Best practices for Group Policy Software Installation

Applies To: Windows Server 2003, Windows Server 2003 R2, Windows Server 2003 with SP1, Windows Server 2003 with SP2

Best practices for Group Policy Software Installation

Understand the difference between Group Policy Software Installation and Systems Management Server.

  • For simple software installation and deployment scenarios, Group Policy provides Group Policy Software Installation. For more information, see Group Policy Software Installation. For software installation scenarios where scheduling, inventory, reporting, status, and support for installation across a wide area network (WAN) is required, use Systems Management Server (SMS).

Specify application categories for your organization.

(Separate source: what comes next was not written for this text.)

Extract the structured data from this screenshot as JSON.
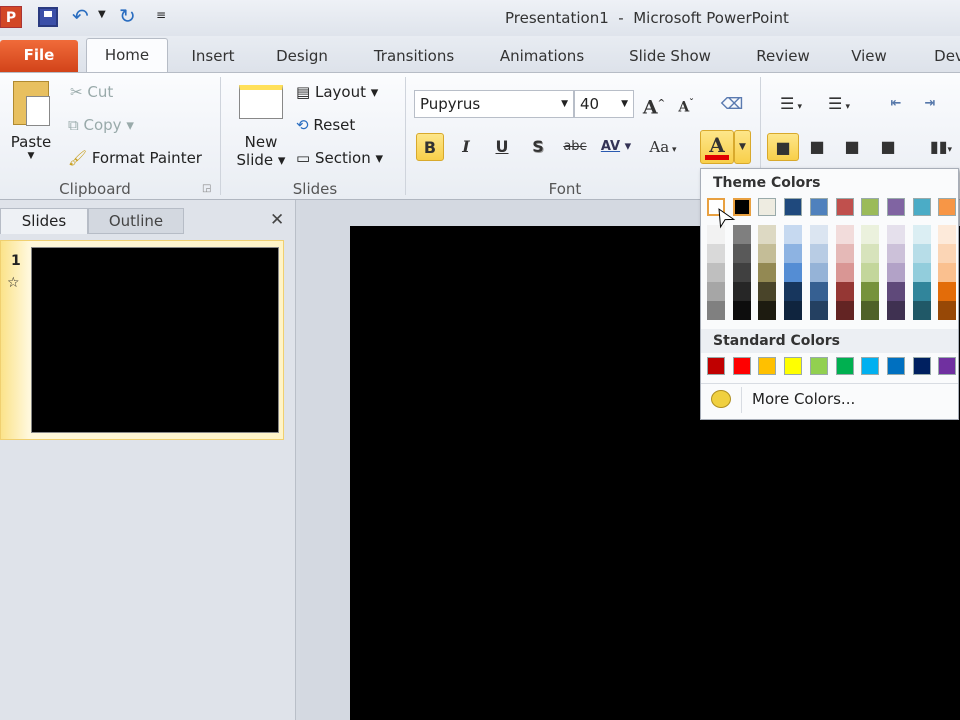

  • Using categories makes it easier for users to find an application in Add or Remove Programs in Control Panel. You can define application categories, such as Sales Applications, Accounting Applications, and so on. For more information, see Specify categories for applications to be managed.

Verify that Windows Installer packages are correctly transformed before they are published or assigned.

  • Transforms are applied to packages at the time of assignment or publication. Transforms (.mst files) are customizations that are applied to Windows Installer packages. A transform is applied at the time of assignment or publication, not at the time of installation. In practical terms, this means that you should verify that the Modifications tab in the package Properties dialog box is set up the way that you want it before you click OK. If you neglect to do this, and you assign or publish a transformed package before you have completely configured it, you can remove the software and republish or reassign it, or you can upgrade the software with a completely transformed version. For more information, see Remove a managed application, Upgrade an application, and Add or remove modifications for an application package.

Assign or publish just once per Group Policy object.

  • It is recommended that a Windows Installer package be used to assign an application or to publish an application no more than once in the same Group Policy object. For example, if you assign Microsoft Office to the computers that are affected by a Group Policy object, do not assign or publish it to the users who are affected by the Group Policy object. For more information, see Assign an application and Publish an application.

Take advantage of authoring tools.

  • Developers who are familiar with the files, registry entries, and other requirements that are necessary for an application to work properly can author native Windows Installer packages by using tools that are available from various software vendors.

Repackage existing software.

  • You can use commercially available tools to create Windows Installer packages for software that does not include natively authored .msi files. These tools work by comparing a computer's state before and after installation. For best results, install them on a computer that is free of other application software (clean installation).

Assign or publish applications at a high level in the Active Directory hierarchy.

  • Because Group Policy settings apply by default to child Active Directory containers, it is efficient to assign or publish applications by linking a Group Policy object to a parent organizational unit or domain. Use security descriptors (ACEs) on the Group Policy object for finer control over who receives the software. For more information, see Filter the scope of Group Policy according to security group membership.

Use required, rather than optional, upgrades.

  • For the correct upgrade procedures, both required and optional, see Upgrade an application.

  • The Upgrades tab for a package in Group Policy Software Installation has a Required upgrade for existing packages check box. It is recommended that you select this check box. If two users use the application on one computer, and one user upgrades the application and the other does not, both versions of the application exist on the computer. Some applications do not support this configuration.

  • Authenticated Users need the Read and Apply Group Policy ACE to be able to install applications from the software distribution point.

  • Administrators need Full Control to manage software.

Use Group Policy Software Installation properties for widely scoped control.

  • By using Group Policy Software Installation, you save administrative keystrokes when you assign or publish a large number of packages with similar properties in a single Group Policy object. For example, when all of the software is published and it all comes from the same software distribution point. For specific procedures, see Set Options for Group Policy Software Installation.

Use Windows Installer package properties for fine control.